**Task prompt**
Images are to be dropped, and the rest of the data reproduced exactly.

**Website and app data records**
=======

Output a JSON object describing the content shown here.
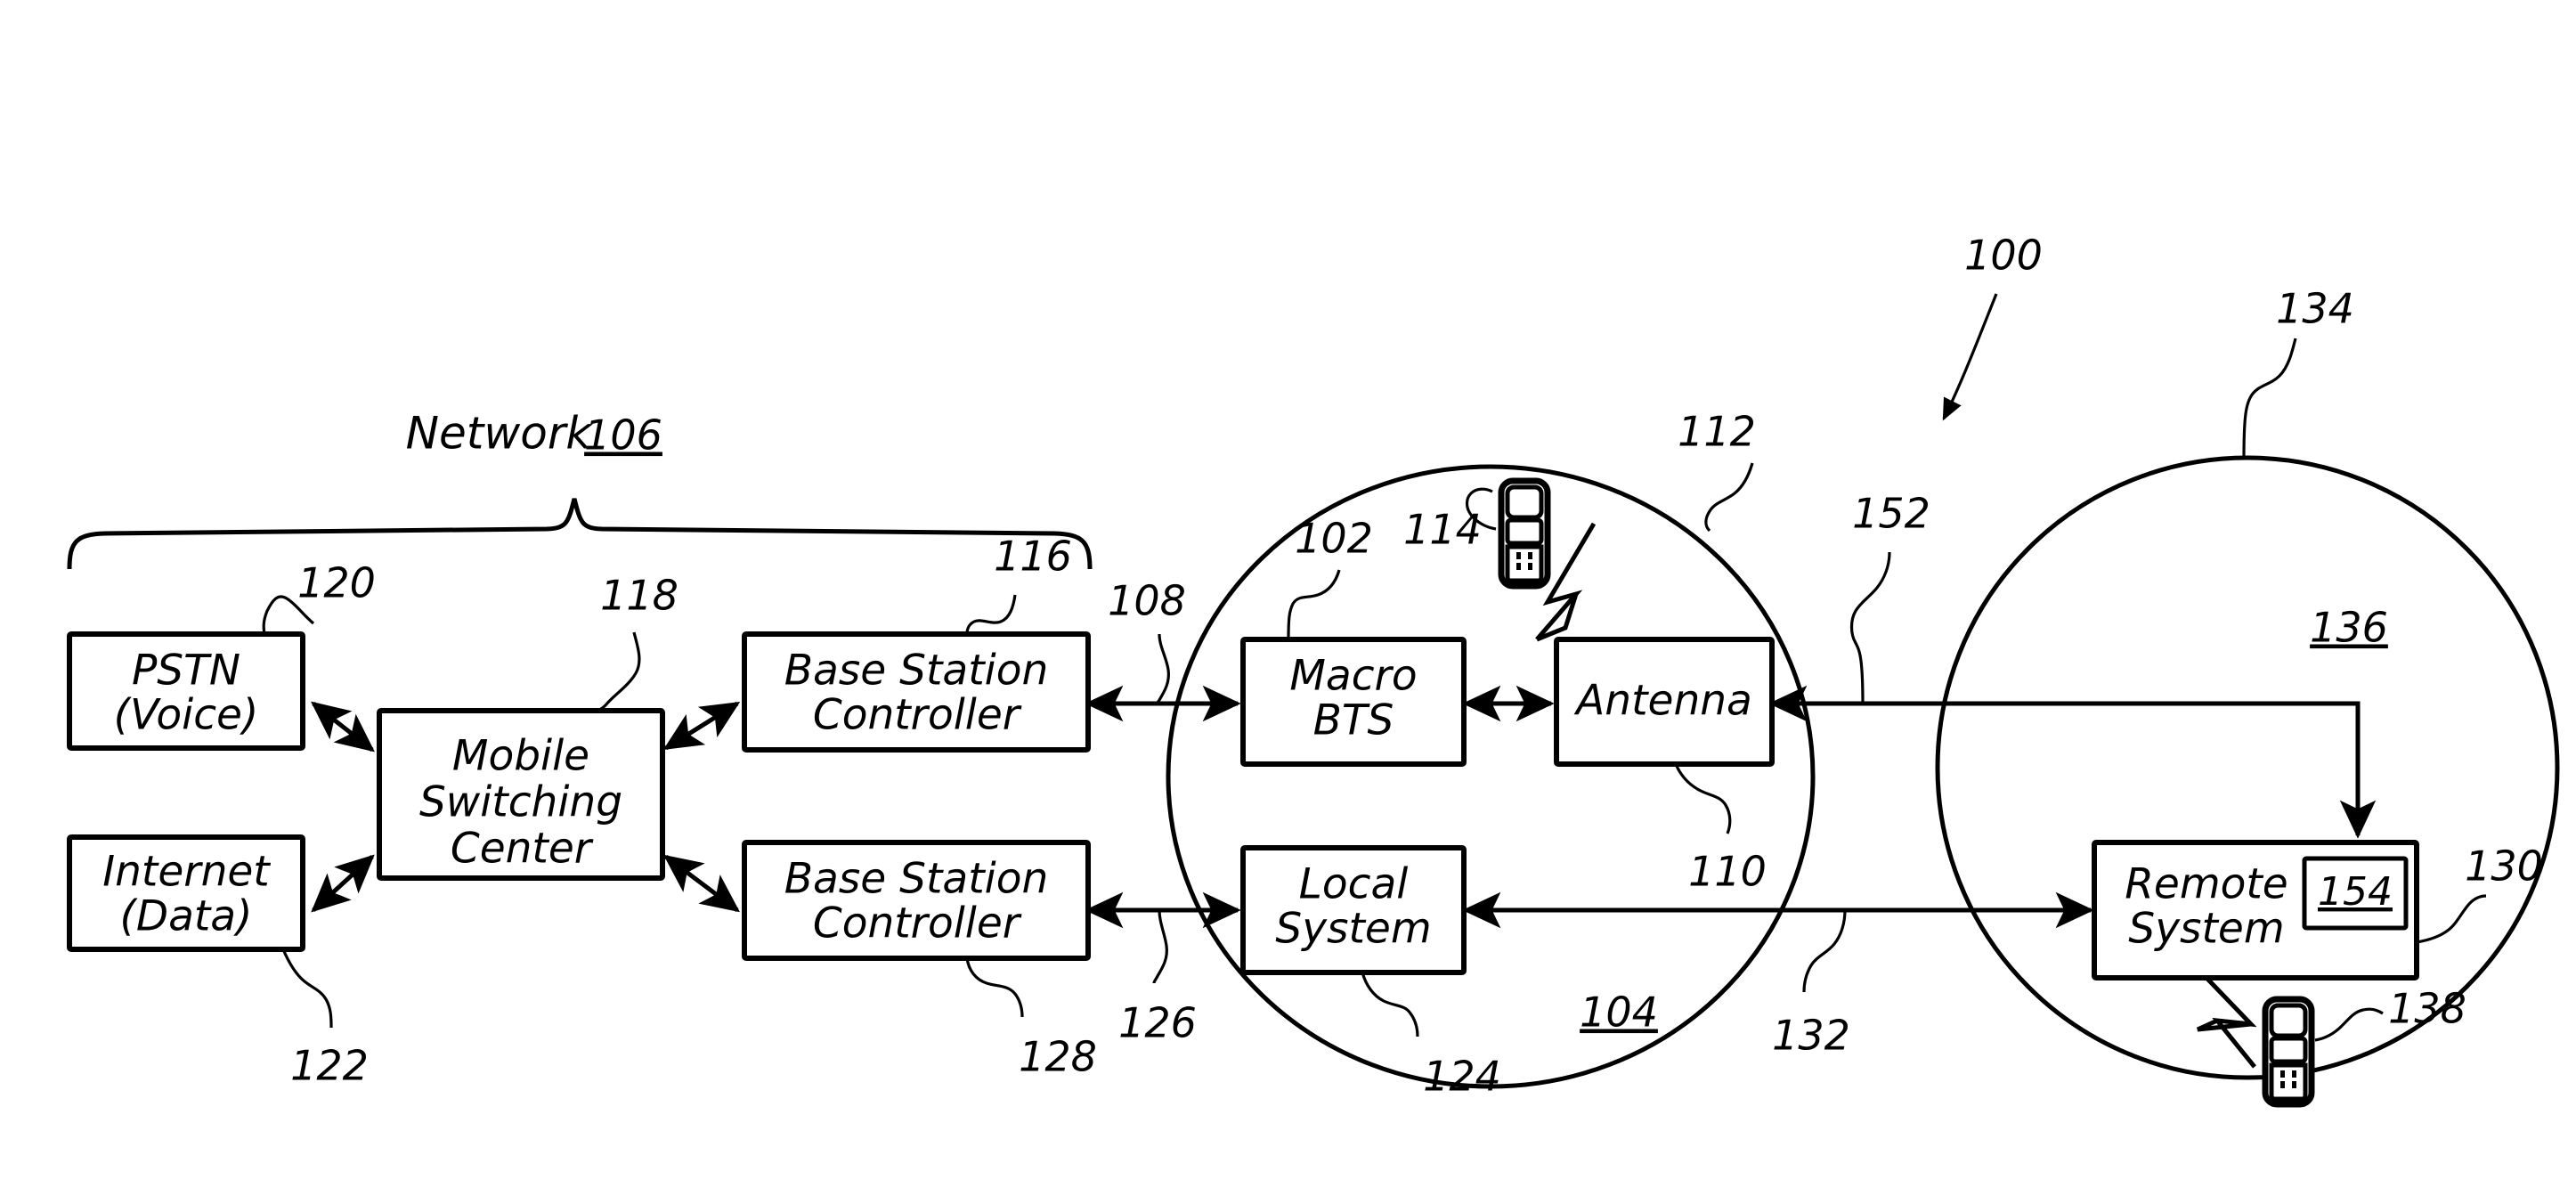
{
  "figure": {
    "type": "patent-diagram",
    "title_ref": "100",
    "group_label": {
      "text": "Network",
      "ref": "106"
    },
    "boxes": [
      {
        "id": "pstn",
        "line1": "PSTN",
        "line2": "(Voice)",
        "ref": "120"
      },
      {
        "id": "internet",
        "line1": "Internet",
        "line2": "(Data)",
        "ref": "122"
      },
      {
        "id": "msc",
        "line1": "Mobile",
        "line2": "Switching",
        "line3": "Center",
        "ref": "118"
      },
      {
        "id": "bsc1",
        "line1": "Base  Station",
        "line2": "Controller",
        "ref": "116"
      },
      {
        "id": "bsc2",
        "line1": "Base  Station",
        "line2": "Controller",
        "ref": "128"
      },
      {
        "id": "macro",
        "line1": "Macro",
        "line2": "BTS",
        "ref": "102"
      },
      {
        "id": "antenna",
        "line1": "Antenna",
        "line2": "",
        "ref": "110"
      },
      {
        "id": "local",
        "line1": "Local",
        "line2": "System",
        "ref": "124"
      },
      {
        "id": "remote",
        "line1": "Remote",
        "line2": "System",
        "ref": "130",
        "inner_ref": "154"
      }
    ],
    "cells": [
      {
        "id": "local-cell",
        "ref": "112",
        "inner_ref": "104"
      },
      {
        "id": "remote-cell",
        "ref": "134",
        "inner_ref": "136"
      }
    ],
    "links": [
      {
        "id": "bsc1-macro",
        "ref": "108"
      },
      {
        "id": "bsc2-local",
        "ref": "126"
      },
      {
        "id": "antenna-remote",
        "ref": "152"
      },
      {
        "id": "local-remote",
        "ref": "132"
      }
    ],
    "mobiles": [
      {
        "id": "mobile-local",
        "ref": "114"
      },
      {
        "id": "mobile-remote",
        "ref": "138"
      }
    ],
    "ref_numbers": {
      "system": "100",
      "macro_bts": "102",
      "local_cell_inner": "104",
      "network": "106",
      "link_108": "108",
      "antenna": "110",
      "local_cell": "112",
      "mobile_114": "114",
      "bsc1": "116",
      "msc": "118",
      "pstn": "120",
      "internet": "122",
      "local_system": "124",
      "link_126": "126",
      "bsc2": "128",
      "remote_system": "130",
      "link_132": "132",
      "remote_cell": "134",
      "remote_cell_inner": "136",
      "mobile_138": "138",
      "link_152": "152",
      "remote_inner_154": "154"
    },
    "colors": {
      "ink": "#000000",
      "paper": "#ffffff"
    }
  }
}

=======

**Answer**
Output a JSON object describing the content shown here.
{
  "figure": {
    "type": "patent-diagram",
    "title_ref": "100",
    "group_label": {
      "text": "Network",
      "ref": "106"
    },
    "boxes": [
      {
        "id": "pstn",
        "line1": "PSTN",
        "line2": "(Voice)",
        "ref": "120"
      },
      {
        "id": "internet",
        "line1": "Internet",
        "line2": "(Data)",
        "ref": "122"
      },
      {
        "id": "msc",
        "line1": "Mobile",
        "line2": "Switching",
        "line3": "Center",
        "ref": "118"
      },
      {
        "id": "bsc1",
        "line1": "Base  Station",
        "line2": "Controller",
        "ref": "116"
      },
      {
        "id": "bsc2",
        "line1": "Base  Station",
        "line2": "Controller",
        "ref": "128"
      },
      {
        "id": "macro",
        "line1": "Macro",
        "line2": "BTS",
        "ref": "102"
      },
      {
        "id": "antenna",
        "line1": "Antenna",
        "line2": "",
        "ref": "110"
      },
      {
        "id": "local",
        "line1": "Local",
        "line2": "System",
        "ref": "124"
      },
      {
        "id": "remote",
        "line1": "Remote",
        "line2": "System",
        "ref": "130",
        "inner_ref": "154"
      }
    ],
    "cells": [
      {
        "id": "local-cell",
        "ref": "112",
        "inner_ref": "104"
      },
      {
        "id": "remote-cell",
        "ref": "134",
        "inner_ref": "136"
      }
    ],
    "links": [
      {
        "id": "bsc1-macro",
        "ref": "108"
      },
      {
        "id": "bsc2-local",
        "ref": "126"
      },
      {
        "id": "antenna-remote",
        "ref": "152"
      },
      {
        "id": "local-remote",
        "ref": "132"
      }
    ],
    "mobiles": [
      {
        "id": "mobile-local",
        "ref": "114"
      },
      {
        "id": "mobile-remote",
        "ref": "138"
      }
    ],
    "ref_numbers": {
      "system": "100",
      "macro_bts": "102",
      "local_cell_inner": "104",
      "network": "106",
      "link_108": "108",
      "antenna": "110",
      "local_cell": "112",
      "mobile_114": "114",
      "bsc1": "116",
      "msc": "118",
      "pstn": "120",
      "internet": "122",
      "local_system": "124",
      "link_126": "126",
      "bsc2": "128",
      "remote_system": "130",
      "link_132": "132",
      "remote_cell": "134",
      "remote_cell_inner": "136",
      "mobile_138": "138",
      "link_152": "152",
      "remote_inner_154": "154"
    },
    "colors": {
      "ink": "#000000",
      "paper": "#ffffff"
    }
  }
}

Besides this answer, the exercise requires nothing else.